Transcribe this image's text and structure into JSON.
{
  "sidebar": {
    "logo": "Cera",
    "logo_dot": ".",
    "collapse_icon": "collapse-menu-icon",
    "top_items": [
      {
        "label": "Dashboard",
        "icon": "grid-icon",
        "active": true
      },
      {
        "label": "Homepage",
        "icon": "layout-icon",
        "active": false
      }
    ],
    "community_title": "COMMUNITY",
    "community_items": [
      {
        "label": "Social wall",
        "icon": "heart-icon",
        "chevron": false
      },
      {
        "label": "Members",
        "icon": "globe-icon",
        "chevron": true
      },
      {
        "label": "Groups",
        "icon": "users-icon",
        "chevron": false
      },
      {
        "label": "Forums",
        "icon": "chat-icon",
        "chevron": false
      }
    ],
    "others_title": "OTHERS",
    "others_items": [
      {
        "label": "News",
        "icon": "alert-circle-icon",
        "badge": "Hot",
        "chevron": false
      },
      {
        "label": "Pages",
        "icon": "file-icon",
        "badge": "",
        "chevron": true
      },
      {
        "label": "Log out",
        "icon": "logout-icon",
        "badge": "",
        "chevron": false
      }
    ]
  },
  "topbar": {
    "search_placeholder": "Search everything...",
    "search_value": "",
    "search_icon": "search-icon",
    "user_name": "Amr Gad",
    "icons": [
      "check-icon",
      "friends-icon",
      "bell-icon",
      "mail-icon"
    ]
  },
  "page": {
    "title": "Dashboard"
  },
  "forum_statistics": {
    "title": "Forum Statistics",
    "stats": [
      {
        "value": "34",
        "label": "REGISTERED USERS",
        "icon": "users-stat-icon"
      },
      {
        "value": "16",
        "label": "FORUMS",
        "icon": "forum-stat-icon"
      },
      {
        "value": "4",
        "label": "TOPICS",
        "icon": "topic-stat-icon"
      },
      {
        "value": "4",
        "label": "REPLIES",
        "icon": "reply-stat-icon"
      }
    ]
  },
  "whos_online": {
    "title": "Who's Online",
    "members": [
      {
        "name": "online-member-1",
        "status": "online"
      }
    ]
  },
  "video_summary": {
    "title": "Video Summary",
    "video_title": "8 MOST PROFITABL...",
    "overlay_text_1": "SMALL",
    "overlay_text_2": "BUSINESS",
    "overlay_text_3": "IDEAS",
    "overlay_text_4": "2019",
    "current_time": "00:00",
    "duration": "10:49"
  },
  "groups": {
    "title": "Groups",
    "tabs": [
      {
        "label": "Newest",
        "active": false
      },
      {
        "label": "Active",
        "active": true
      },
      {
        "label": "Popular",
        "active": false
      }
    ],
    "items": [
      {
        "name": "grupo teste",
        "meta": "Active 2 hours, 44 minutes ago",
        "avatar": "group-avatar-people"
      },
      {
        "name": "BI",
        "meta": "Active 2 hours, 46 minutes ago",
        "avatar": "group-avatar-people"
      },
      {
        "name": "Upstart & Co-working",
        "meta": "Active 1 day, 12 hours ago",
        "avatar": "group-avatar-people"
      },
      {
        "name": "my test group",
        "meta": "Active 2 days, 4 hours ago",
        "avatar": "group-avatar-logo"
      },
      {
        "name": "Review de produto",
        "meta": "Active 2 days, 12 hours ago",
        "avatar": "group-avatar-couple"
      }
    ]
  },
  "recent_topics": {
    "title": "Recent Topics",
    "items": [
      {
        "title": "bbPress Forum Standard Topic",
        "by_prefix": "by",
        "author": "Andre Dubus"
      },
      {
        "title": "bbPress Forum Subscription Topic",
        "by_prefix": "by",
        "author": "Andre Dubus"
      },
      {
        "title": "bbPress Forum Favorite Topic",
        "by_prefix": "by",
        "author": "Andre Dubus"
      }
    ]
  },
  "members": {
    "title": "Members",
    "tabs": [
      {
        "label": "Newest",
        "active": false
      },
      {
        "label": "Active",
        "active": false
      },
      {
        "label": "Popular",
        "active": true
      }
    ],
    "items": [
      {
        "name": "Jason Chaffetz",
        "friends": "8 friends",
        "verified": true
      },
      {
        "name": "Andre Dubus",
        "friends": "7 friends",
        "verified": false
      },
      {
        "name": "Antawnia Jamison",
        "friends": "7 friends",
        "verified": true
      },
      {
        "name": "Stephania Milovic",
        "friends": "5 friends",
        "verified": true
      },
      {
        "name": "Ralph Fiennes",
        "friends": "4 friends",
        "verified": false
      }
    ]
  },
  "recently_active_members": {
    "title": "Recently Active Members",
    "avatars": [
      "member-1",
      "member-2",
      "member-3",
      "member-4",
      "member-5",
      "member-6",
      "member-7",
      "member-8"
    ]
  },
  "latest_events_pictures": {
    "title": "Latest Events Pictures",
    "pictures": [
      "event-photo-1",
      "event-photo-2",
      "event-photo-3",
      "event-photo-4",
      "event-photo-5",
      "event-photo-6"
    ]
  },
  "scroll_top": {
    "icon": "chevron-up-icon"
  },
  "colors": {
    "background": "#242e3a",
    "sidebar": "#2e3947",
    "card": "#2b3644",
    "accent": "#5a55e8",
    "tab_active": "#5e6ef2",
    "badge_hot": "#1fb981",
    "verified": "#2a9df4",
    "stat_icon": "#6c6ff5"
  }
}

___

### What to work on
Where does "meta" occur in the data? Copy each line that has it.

### Solution to this problem
        "meta": "Active 2 hours, 44 minutes ago",
        "meta": "Active 2 hours, 46 minutes ago",
        "meta": "Active 1 day, 12 hours ago",
        "meta": "Active 2 days, 4 hours ago",
        "meta": "Active 2 days, 12 hours ago",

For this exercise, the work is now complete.